Daredevils on Hahnenkamm mountain
By Leonhard Foeger and Lisi Niesner
Imagine a snow-covered mountain, imagine an 85 degree grade at the steepest point, imagine wearing a race suit, goggles and nothing else but a helmet and a back protector for safety. Now clip on your skis and speed straight down at a top speed of 90 miles per hour. Crazy, don’t you think?
We are talking specifically about the 3,312-meter-long “Streif” downhill course on Hahnenkamm mountain in the Austrian ski resort of Kitzbuehel. It is regarded as the most difficult track for racers and the most challenging assignment for photographers on the Alpine Ski World Cup calendar. Several racers have crashed in years past and some were seriously injured, but the winners gained immortality.
Early morning race day, skiers and photographers start to prepare to do their best work. Racers get ready at the starting area close to the top of Hahnenkamm inside a cozy tent next to the start house where they can stay warm and concentrate on their adventure of speed. On the other hand photographers have to carry their gear — which includes cameras, lenses and, of course, skis — up the hill to find a position to shoot action images on the course. They have to establish their positions at least one hour before the race starts. Sometimes the FIS race director moves photographers who could be standing in the way of a crash to a safer spot. Cold temperatures, snow and wind make photographers dress in very warm clothes, thick gloves and ski boots, while ski racers wear a thin race suit like thermal underwear to minimize wind resistance.
Now concentrate! Stay focused!
The racer jumps out of the start house, skates to build up speed, facing a 50 degree slope leading into a right and left turn before he goes airborne at the 85 degree “Mausefalle” jump. He reaches a speed of up to 62 miles as he enters the “steep hill” where the first group of photographers are ready to shoot.
Covering a downhill race requires expert skiing skills so you can reach certain photo points on the slope. On top of that you have to use crampons while standing on the steep track. It sounds simple, but have you ever tried to fix crampons to your skiing boots on a steep surface of almost pure ice? If you fall, you slip fast and far. If you are lucky your camera does not break. These conditions make the Streif the hardest race and push racers to the the edge of their abilities.
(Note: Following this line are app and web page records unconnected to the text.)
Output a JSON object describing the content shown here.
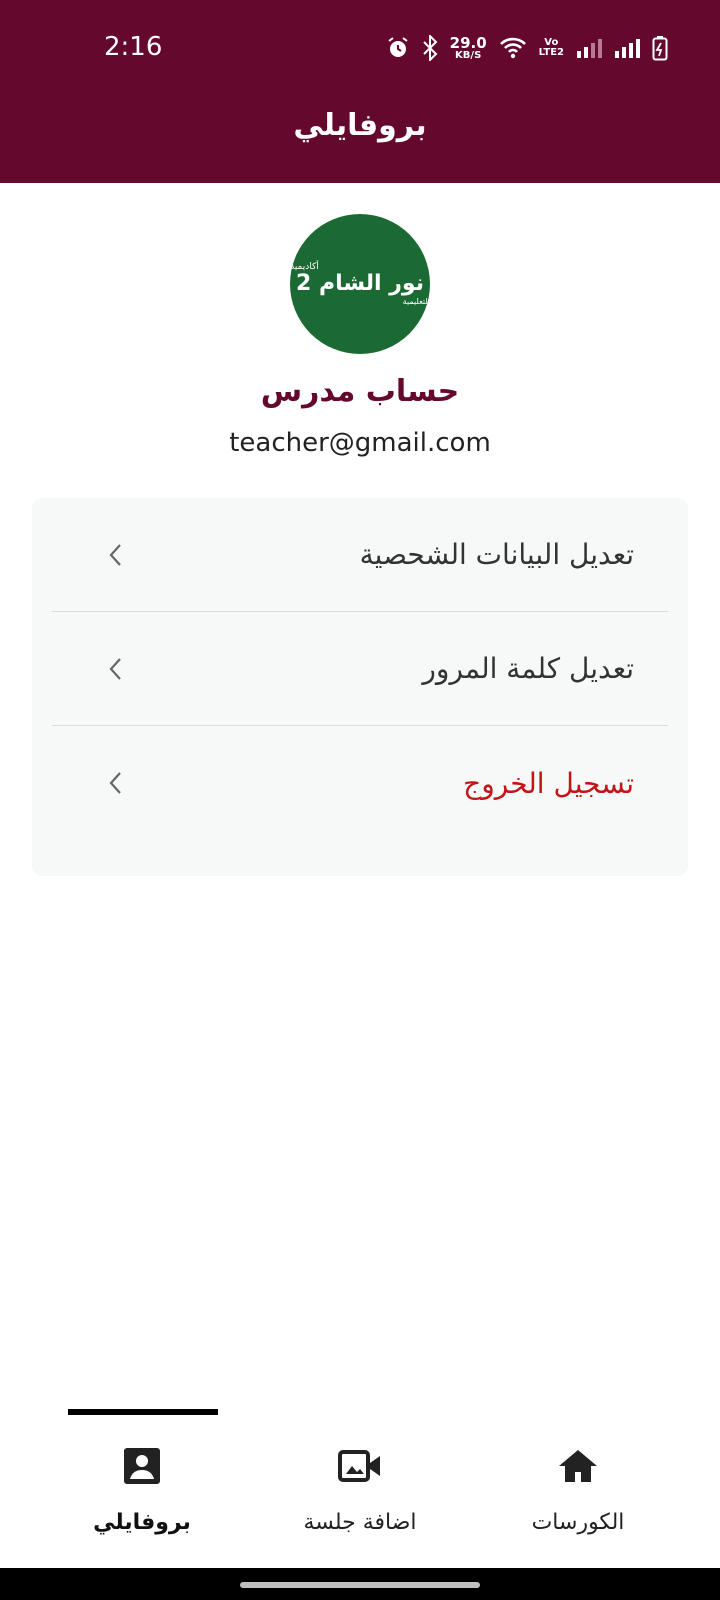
{
  "status_bar": {
    "time": "2:16",
    "net_speed_value": "29.0",
    "net_speed_unit": "KB/S",
    "volte_top": "Vo",
    "volte_bottom": "LTE2",
    "icons": [
      "alarm-icon",
      "bluetooth-icon",
      "wifi-icon",
      "signal-icon",
      "signal-icon",
      "battery-icon"
    ]
  },
  "header": {
    "title": "بروفايلي"
  },
  "profile": {
    "logo_line1": "أكاديمية",
    "logo_line2": "نور الشام 2",
    "logo_line3": "التعليمية",
    "name": "حساب مدرس",
    "email": "teacher@gmail.com"
  },
  "menu": {
    "items": [
      {
        "label": "تعديل البيانات الشحصية"
      },
      {
        "label": "تعديل كلمة المرور"
      },
      {
        "label": "تسجيل الخروج"
      }
    ]
  },
  "bottom_nav": {
    "items": [
      {
        "label": "بروفايلي",
        "icon": "profile-icon",
        "active": true
      },
      {
        "label": "اضافة جلسة",
        "icon": "video-add-icon",
        "active": false
      },
      {
        "label": "الكورسات",
        "icon": "home-icon",
        "active": false
      }
    ]
  },
  "colors": {
    "header": "#65082e",
    "accent": "#65082e",
    "avatar": "#1b6933",
    "logout": "#c21616",
    "card": "#f7f8f8"
  }
}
Each one knows the possibility of a crash is near.
A Sssssssssssst sound and the racer has already passed by, just a few hundredths of a second in range of your 500 mm lens and yes, you got some sharp frames.
There is a bit of time to rest as the racer arrives at “Oberhausberg”, makes a turn, and jumps over “Hausbergkante”. Photographers catch him right at the moment it looks like he is flying directly into 50,000 yelling spectators in the finish area.
After a turn into “Traverse” another bunch of photographers is waiting — concentrating intensely because you never know at which point the racer will appear. You react quickly and move the camera to the left or right. Sssssssst and in a blink of an eye he disappears and speeds at up to 90 miles towards the 70-meter finish jump. After around one minute 55 seconds his job is done. He crosses the red finish line, raises both arms and the crowd cheers. Up on the mountain, photographers transmit their images directly from their cameras and focus on the next racer to come.